TASK OBJECTIVE:
Restate the following data in its entirety, word for word and without images.

───── RECORDS SHOWN ─────

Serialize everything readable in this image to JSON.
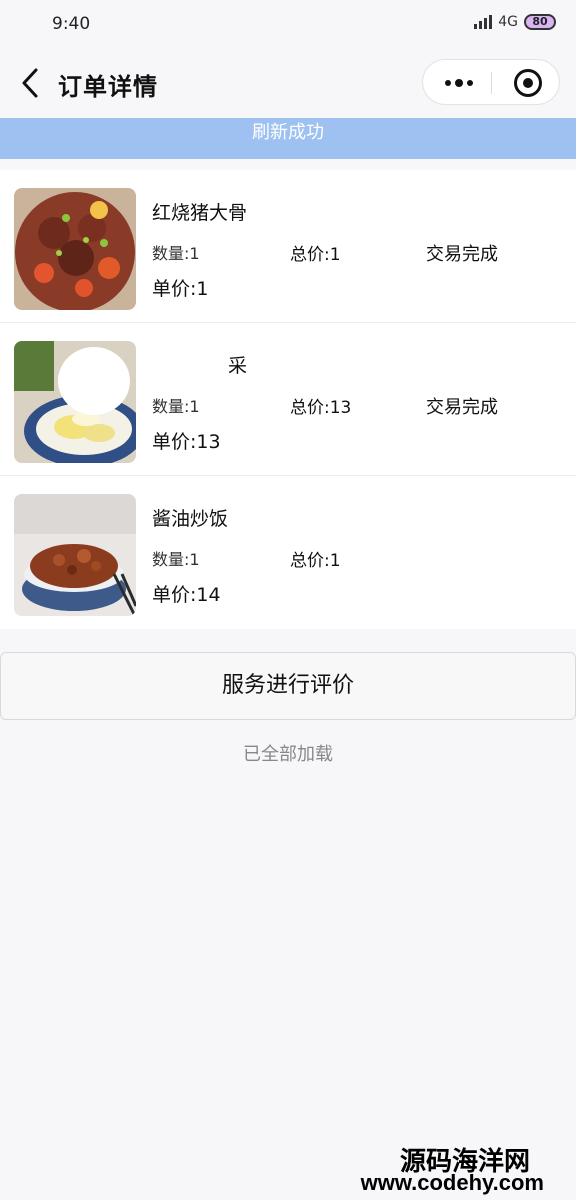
{
  "status_bar": {
    "time": "9:40",
    "network": "4G",
    "battery": "80"
  },
  "nav": {
    "title": "订单详情"
  },
  "banner": {
    "text": "刷新成功"
  },
  "orders": [
    {
      "name": "红烧猪大骨",
      "quantity": "数量:1",
      "total": "总价:1",
      "status": "交易完成",
      "unit_price": "单价:1",
      "image": "braised-pork-bone-photo"
    },
    {
      "name": "采",
      "quantity": "数量:1",
      "total": "总价:13",
      "status": "交易完成",
      "unit_price": "单价:13",
      "image": "vegetable-dish-photo"
    },
    {
      "name": "酱油炒饭",
      "quantity": "数量:1",
      "total": "总价:1",
      "status": "",
      "unit_price": "单价:14",
      "image": "soy-sauce-fried-rice-photo"
    }
  ],
  "review_button": "服务进行评价",
  "loaded_tip": "已全部加载",
  "watermark": {
    "name": "源码海洋网",
    "url": "www.codehy.com"
  },
  "colors": {
    "banner": "#9ec1f2",
    "page_bg": "#f7f7f9"
  }
}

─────

SOLUTION TO THE PROBLEM:
Serialize everything readable in this image to JSON.
{
  "status_bar": {
    "time": "9:40",
    "network": "4G",
    "battery": "80"
  },
  "nav": {
    "title": "订单详情"
  },
  "banner": {
    "text": "刷新成功"
  },
  "orders": [
    {
      "name": "红烧猪大骨",
      "quantity": "数量:1",
      "total": "总价:1",
      "status": "交易完成",
      "unit_price": "单价:1",
      "image": "braised-pork-bone-photo"
    },
    {
      "name": "采",
      "quantity": "数量:1",
      "total": "总价:13",
      "status": "交易完成",
      "unit_price": "单价:13",
      "image": "vegetable-dish-photo"
    },
    {
      "name": "酱油炒饭",
      "quantity": "数量:1",
      "total": "总价:1",
      "status": "",
      "unit_price": "单价:14",
      "image": "soy-sauce-fried-rice-photo"
    }
  ],
  "review_button": "服务进行评价",
  "loaded_tip": "已全部加载",
  "watermark": {
    "name": "源码海洋网",
    "url": "www.codehy.com"
  },
  "colors": {
    "banner": "#9ec1f2",
    "page_bg": "#f7f7f9"
  }
}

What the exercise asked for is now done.